Of Recycling and Corruption

During his visit to Brisbane in May this year we had the pleasure of meeting with RHODERICK SAMONTE, a Filipino teacher from the Global Youth Visions Project of the University of St. La Salle in Bacolod City, Negros. EMERE DISTOR took the opportunity to interview him.

What brought you here to Australia?

Rhoderick: I am in a training program sponsored by Melbourne Zoo in preparation for an education project in partnership with Artists United for Nature, Germany and the Negros Forest and Ecological Foundation, in Bacolod.

So far, have you met many Australian organisations concerned with the environment?

Rhoderick: Yes, I have been enjoying my stay here and learning and re-learning so many things here. I’ve been meeting with so many people and fortunately I’ve met many Filipinos here as well. I have been in contact with people in conservation education not only in the zoos but also in schools and NGOs.
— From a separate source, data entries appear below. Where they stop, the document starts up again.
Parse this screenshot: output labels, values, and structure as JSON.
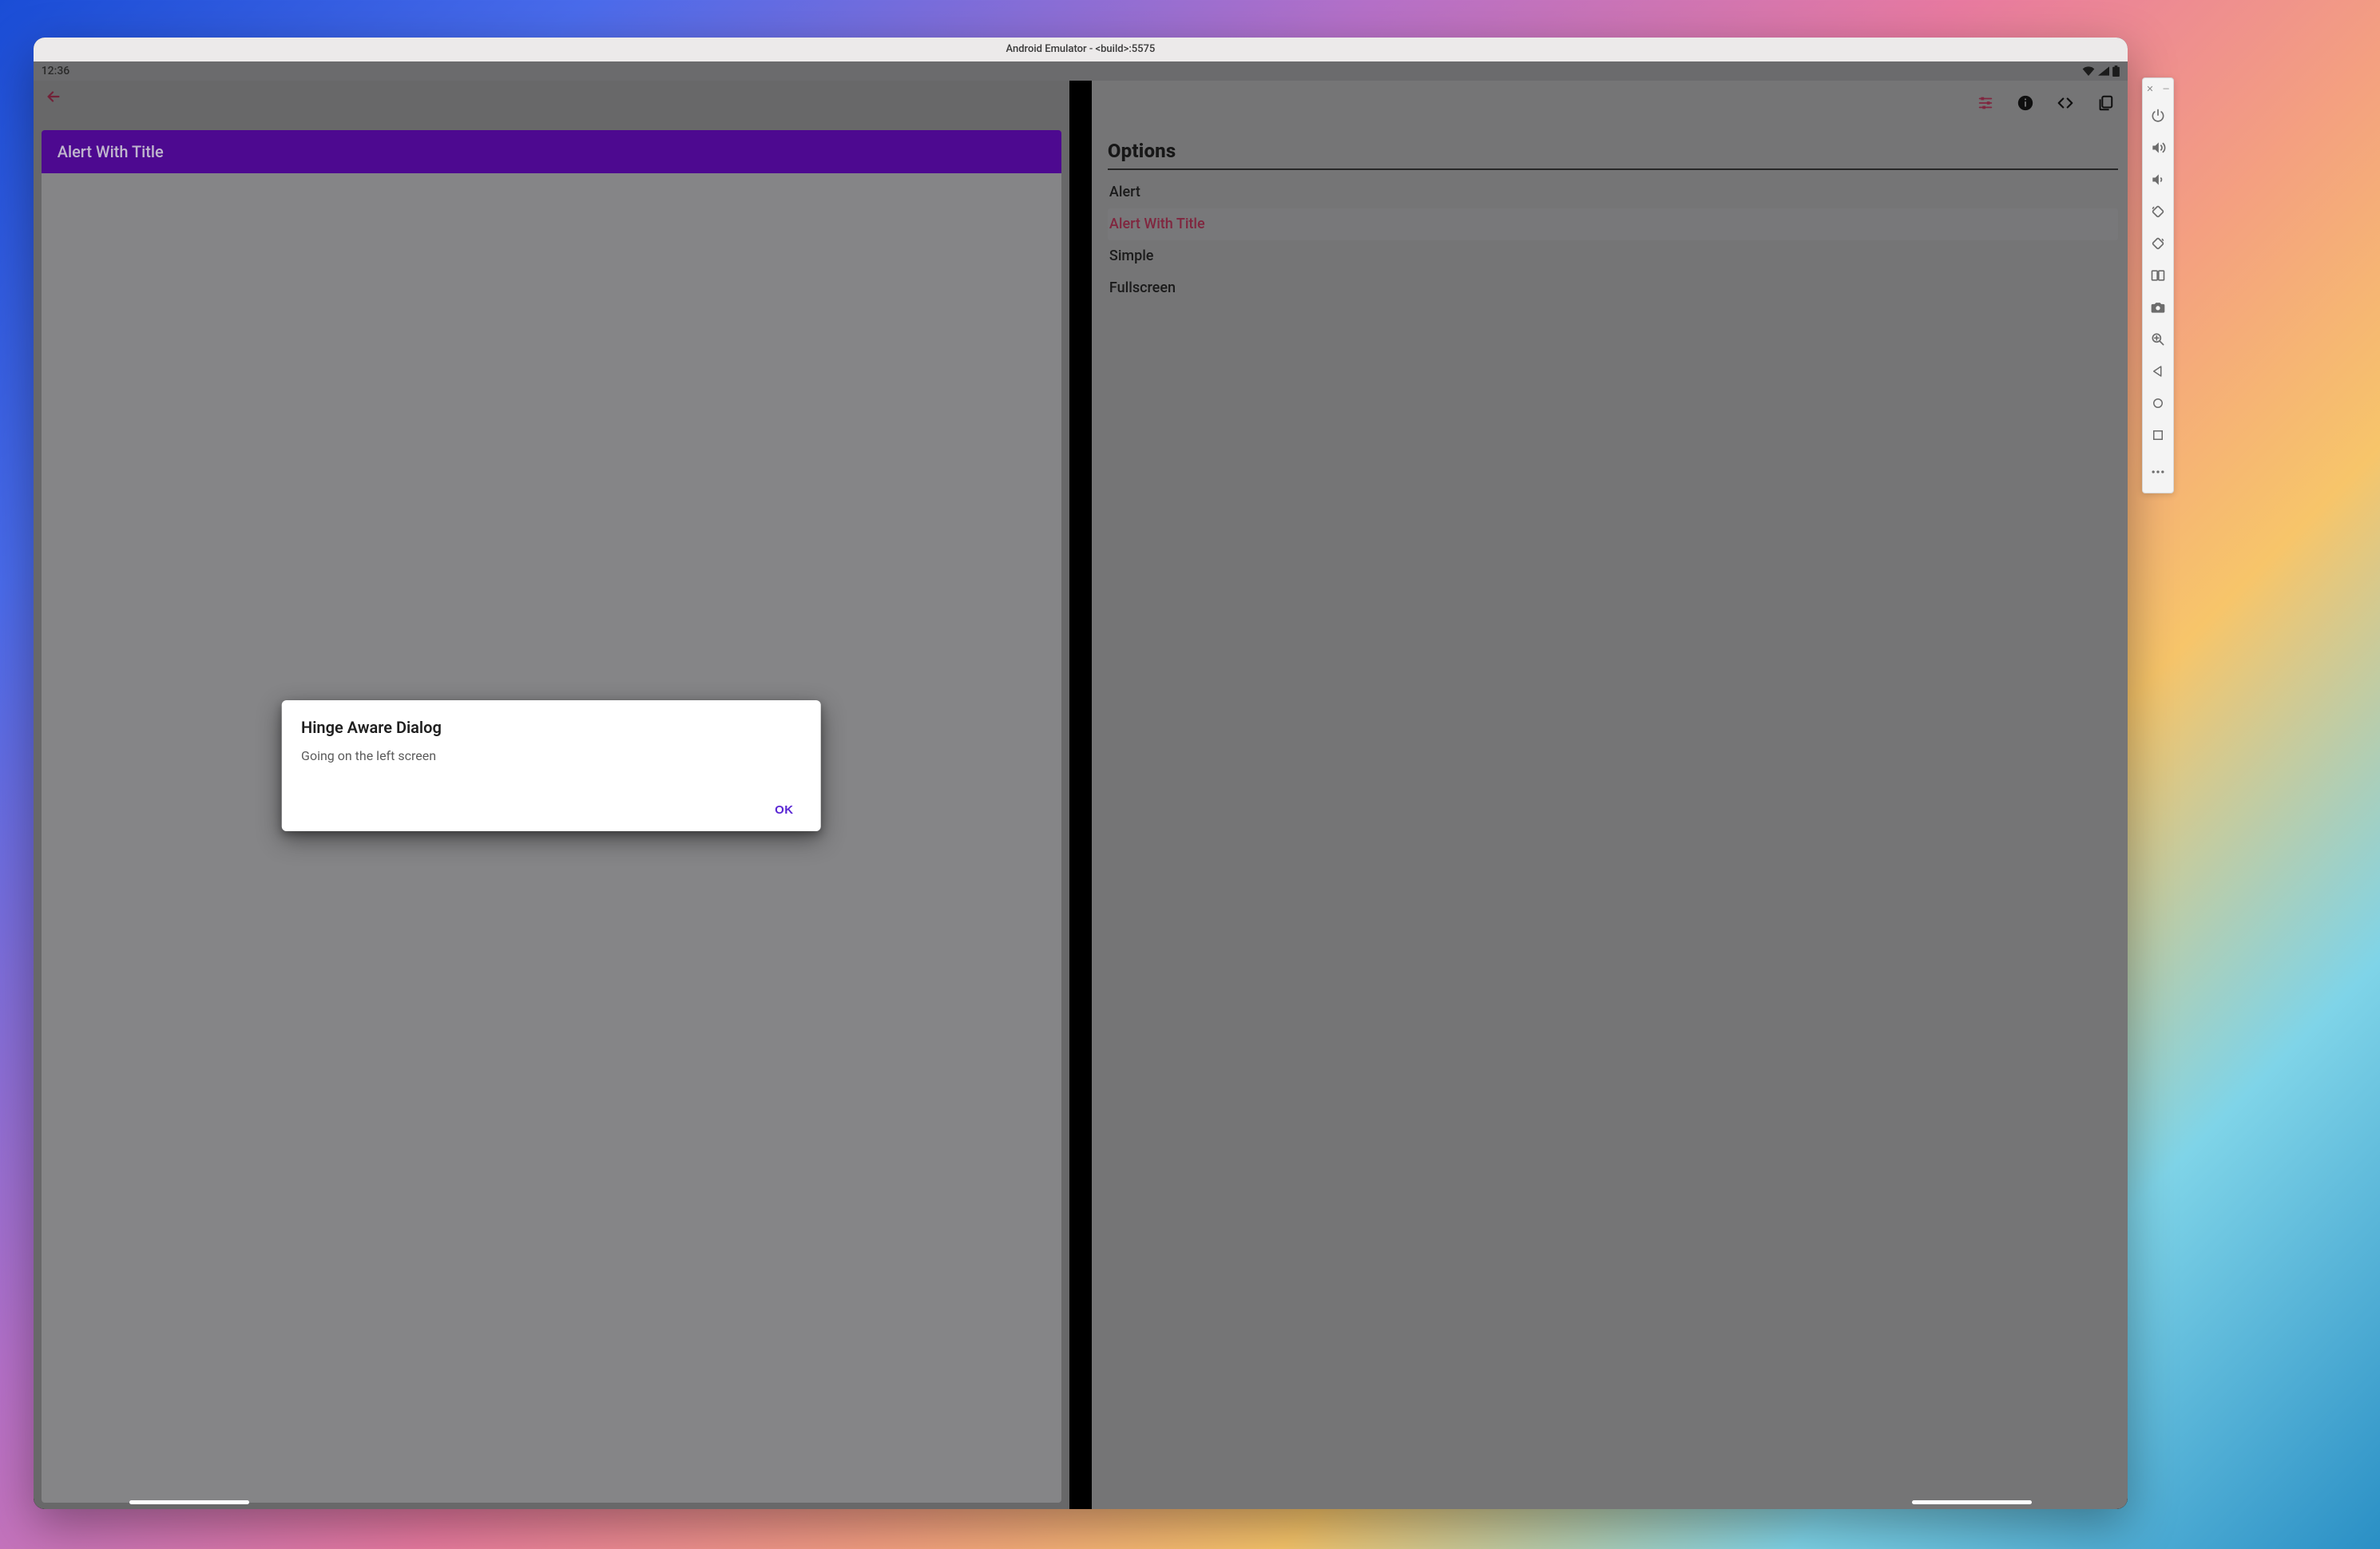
{
  "window": {
    "title": "Android Emulator - <build>:5575"
  },
  "status": {
    "time": "12:36"
  },
  "left": {
    "appbar_title": "Alert With Title"
  },
  "dialog": {
    "title": "Hinge Aware Dialog",
    "message": "Going on the left screen",
    "ok_label": "OK"
  },
  "right": {
    "options_heading": "Options",
    "items": [
      {
        "label": "Alert",
        "selected": false
      },
      {
        "label": "Alert With Title",
        "selected": true
      },
      {
        "label": "Simple",
        "selected": false
      },
      {
        "label": "Fullscreen",
        "selected": false
      }
    ]
  },
  "side_toolbar": [
    "power",
    "volume-up",
    "volume-down",
    "rotate-left",
    "rotate-right",
    "foldable",
    "camera",
    "zoom",
    "back",
    "home",
    "overview",
    "more"
  ]
}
Would you like to tell Filipinos in Australia about the situation of our environment in the Philippines?

Rhoderick: I don’t think that I could speak so much about the whole of the Philippines. But in Negros, we have a fast dwindling forest cover and I think this goes for the whole country. As far as statistics are concerned, right now we have a dwindling cover of 3 to 5 per cent. As far as our coral reef is concerned, only a little of 3 per cent are in excellent condition and the rest are just either totally or partially damaged. But there is a growing awareness right now in the environmental protection of our country especially among our young people, but we don’t have the resources to financially support many projects for young people. In terms of information and resources, it is interesting that I am finding more information about our country’s species which I don’t normally find in the Philippines. It is ironic that most of our materials comes from the West. I think it is about time that we develop our own local materials which is in fact one of the components of the project I will soon be involved in — to develop info-materials that are locally based and that are easily accessible especially to communities and schools.

What more do you think should be done by the Philippine Department of Environment and Natural Resources to protect our natural resources?

Rhoderick: With due respect to the agency, I think to certain point they are doing their job in terms of environmental protection. But of course, we are aware that sometimes even the DENR is involved in scams, and there are many media reports that even officials of the DENR are behind illegal loggings — which is very ironic and frustrating for our people. They have programs that are doing well as far as environment protection is concerned but I believe that there is still so much to be done. Even in Negros if you ask about data about our forest, they are still inadequate to provide us the information. I hope that in due time the government would be able to do its job as far as environment protection is concerned. I notice that the Australian government is very good in protecting its environment and natural resources and I think that this is the kind of support we should get from our own government.

How is recycling being dealt with in the Philippines?

Rhoderick: There is a growing awareness especially in buying products that are recyclable, renewable and helpful to the ozone layer. But the difficulty we are in is that we don’t have a recycling centre. So, as much as people want to recycle bottles, tin cans, etc. they just don’t have the place to send in those materials. People are aware but the practice of recycling is not very consistent because many people still choose the convenience which products that are non-recyclable can offer. All in all there is a growing concern, but in the Philippines we don’t have much facilities. There was an attempt even in our school to come up with a proposal to put up a recycling centre, but we found out that we cannot afford the expense to put up the facility.

You’ve been here for 6 weeks now, what else have you learned from the Australian experience so far?

Rhoderick: Since I arrived I’ve been attending trainings, seminars and visiting groups and learning so many things. Australians are very encouraging. It is easy for Australia to do environmental work and protection because it is a First World country and it is quite difficult for our country. It is also difficult to convince the people from the upland communities of the Philippines to conserve the environment if they have nothing to do with it. We have to address the basic issue of poverty and land reform. I have learned of the progress of Land Care here in Australia and I’ve been sharing with them that as much as this is also very ideal in the Philippine setting but we have first to address the basic issue of land reform. Also I’ve learned that environment protection in Australia is being strongly integrated in schools and I just wish that the Philippines’ Department of Education could also do this. I believe that schools here can somehow be autonomous in implementing very good programs, whereas back in the Philippines we just have to contend with so much bureaucracy at times. My stay here in Australia, though very brief, gave me an opportunity to meet so many people and to establish good contacts and make links continuous and constant to access information, resources and even funding.